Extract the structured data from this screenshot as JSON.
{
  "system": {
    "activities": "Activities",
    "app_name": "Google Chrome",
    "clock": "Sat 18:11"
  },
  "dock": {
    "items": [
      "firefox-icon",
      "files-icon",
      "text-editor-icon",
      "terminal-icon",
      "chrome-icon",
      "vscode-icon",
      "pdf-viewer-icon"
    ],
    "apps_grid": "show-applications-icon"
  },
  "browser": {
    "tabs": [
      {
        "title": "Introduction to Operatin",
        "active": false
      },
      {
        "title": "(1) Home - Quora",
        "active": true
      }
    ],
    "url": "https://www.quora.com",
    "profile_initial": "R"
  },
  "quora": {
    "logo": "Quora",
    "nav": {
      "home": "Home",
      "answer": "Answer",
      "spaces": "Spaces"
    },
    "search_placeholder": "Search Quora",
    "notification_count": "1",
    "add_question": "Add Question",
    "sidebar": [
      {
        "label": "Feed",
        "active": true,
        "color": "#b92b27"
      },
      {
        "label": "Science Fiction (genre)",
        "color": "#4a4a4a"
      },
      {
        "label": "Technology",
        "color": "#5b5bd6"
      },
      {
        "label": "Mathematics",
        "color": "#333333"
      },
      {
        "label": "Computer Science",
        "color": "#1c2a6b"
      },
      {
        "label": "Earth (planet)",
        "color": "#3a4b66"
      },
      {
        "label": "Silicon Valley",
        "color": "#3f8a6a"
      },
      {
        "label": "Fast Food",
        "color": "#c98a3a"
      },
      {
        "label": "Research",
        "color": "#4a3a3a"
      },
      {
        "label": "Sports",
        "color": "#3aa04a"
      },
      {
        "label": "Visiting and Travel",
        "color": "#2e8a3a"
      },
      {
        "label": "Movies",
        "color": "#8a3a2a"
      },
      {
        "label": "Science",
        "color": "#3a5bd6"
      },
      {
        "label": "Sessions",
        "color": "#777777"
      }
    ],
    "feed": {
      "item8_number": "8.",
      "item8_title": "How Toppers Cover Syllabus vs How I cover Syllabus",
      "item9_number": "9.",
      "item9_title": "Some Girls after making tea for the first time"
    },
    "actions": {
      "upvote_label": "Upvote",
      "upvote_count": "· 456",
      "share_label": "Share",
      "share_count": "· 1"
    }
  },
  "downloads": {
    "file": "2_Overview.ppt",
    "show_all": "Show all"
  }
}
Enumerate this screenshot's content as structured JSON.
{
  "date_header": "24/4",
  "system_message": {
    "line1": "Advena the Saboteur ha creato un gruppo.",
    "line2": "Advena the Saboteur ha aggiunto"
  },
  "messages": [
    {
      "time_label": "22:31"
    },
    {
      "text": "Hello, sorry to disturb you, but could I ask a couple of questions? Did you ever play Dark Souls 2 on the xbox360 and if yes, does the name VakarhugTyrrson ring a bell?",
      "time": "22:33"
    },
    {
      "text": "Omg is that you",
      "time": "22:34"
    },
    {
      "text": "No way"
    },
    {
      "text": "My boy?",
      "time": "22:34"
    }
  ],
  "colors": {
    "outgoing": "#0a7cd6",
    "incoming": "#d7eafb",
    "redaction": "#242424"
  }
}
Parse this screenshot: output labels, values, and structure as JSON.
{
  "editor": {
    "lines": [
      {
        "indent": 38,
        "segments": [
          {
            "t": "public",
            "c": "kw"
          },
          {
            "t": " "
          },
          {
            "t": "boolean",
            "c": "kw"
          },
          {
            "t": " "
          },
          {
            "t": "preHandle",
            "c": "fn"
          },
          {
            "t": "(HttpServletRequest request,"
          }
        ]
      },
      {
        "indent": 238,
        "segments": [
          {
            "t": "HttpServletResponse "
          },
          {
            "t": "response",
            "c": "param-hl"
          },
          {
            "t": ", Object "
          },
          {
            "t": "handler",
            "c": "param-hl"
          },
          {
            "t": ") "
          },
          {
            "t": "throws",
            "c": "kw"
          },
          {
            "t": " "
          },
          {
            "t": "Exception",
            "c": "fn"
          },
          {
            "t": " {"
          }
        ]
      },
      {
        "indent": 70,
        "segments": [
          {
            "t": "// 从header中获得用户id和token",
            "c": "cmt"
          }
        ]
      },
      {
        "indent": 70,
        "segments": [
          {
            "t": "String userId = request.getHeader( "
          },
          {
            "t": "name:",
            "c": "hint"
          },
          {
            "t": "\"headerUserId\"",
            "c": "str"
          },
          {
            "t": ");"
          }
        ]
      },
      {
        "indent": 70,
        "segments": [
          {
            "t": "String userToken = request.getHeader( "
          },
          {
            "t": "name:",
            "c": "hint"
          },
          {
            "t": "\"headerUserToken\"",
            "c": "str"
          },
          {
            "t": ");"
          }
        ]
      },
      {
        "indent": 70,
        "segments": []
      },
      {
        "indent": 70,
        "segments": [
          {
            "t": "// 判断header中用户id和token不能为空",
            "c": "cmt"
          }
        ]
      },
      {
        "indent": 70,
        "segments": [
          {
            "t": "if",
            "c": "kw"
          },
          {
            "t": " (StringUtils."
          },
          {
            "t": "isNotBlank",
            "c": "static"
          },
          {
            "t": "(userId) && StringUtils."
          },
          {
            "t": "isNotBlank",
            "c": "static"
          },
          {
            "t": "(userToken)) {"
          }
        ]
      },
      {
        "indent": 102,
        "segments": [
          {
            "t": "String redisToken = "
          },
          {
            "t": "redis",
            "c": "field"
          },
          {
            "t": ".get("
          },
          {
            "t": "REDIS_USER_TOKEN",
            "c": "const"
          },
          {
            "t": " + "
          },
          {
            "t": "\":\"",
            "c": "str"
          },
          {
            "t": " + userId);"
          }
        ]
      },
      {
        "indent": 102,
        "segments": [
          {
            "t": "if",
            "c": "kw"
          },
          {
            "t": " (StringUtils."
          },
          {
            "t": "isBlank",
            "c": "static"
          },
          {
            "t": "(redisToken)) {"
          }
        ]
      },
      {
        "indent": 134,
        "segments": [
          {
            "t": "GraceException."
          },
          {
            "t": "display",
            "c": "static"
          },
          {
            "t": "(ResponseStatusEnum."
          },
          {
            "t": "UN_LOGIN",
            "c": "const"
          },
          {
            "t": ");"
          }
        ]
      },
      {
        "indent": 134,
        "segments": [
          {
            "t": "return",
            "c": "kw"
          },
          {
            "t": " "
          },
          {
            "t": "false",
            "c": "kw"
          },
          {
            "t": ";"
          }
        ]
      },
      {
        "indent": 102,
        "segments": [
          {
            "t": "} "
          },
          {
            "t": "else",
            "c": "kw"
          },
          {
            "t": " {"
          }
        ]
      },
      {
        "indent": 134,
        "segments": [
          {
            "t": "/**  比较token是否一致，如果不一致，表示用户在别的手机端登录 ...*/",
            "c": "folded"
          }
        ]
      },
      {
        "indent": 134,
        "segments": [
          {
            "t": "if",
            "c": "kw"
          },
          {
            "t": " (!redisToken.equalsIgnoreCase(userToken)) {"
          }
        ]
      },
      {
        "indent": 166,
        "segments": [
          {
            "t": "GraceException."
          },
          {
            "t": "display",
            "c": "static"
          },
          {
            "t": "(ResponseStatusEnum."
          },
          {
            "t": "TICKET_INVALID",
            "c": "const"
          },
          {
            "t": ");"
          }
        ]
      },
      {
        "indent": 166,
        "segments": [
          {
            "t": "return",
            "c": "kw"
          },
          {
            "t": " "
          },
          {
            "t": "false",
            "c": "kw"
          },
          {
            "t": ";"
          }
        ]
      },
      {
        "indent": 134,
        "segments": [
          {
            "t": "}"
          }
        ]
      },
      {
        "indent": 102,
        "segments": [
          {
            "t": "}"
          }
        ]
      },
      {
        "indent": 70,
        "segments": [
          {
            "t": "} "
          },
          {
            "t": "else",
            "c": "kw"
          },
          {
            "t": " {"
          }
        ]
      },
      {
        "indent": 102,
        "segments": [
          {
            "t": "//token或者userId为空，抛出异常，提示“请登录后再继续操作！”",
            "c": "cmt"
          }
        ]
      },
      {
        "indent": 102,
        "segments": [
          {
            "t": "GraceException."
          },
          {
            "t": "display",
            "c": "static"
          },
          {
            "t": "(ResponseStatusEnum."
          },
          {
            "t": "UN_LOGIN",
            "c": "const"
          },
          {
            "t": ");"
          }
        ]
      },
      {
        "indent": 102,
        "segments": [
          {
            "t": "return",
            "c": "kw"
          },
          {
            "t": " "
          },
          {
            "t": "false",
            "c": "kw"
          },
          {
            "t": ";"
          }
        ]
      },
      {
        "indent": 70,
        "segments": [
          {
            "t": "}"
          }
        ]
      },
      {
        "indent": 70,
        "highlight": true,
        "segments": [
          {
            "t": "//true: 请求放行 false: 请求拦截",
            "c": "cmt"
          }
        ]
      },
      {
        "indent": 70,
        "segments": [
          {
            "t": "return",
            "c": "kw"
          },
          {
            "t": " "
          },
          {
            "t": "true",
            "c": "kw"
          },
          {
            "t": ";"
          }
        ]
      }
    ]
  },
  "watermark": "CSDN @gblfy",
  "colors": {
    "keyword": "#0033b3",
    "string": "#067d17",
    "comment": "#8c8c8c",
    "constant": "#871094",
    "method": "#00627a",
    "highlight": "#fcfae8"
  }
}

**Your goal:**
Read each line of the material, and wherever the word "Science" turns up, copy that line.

**Written answer:**
        "label": "Science Fiction (genre)",
        "label": "Computer Science",
        "label": "Science",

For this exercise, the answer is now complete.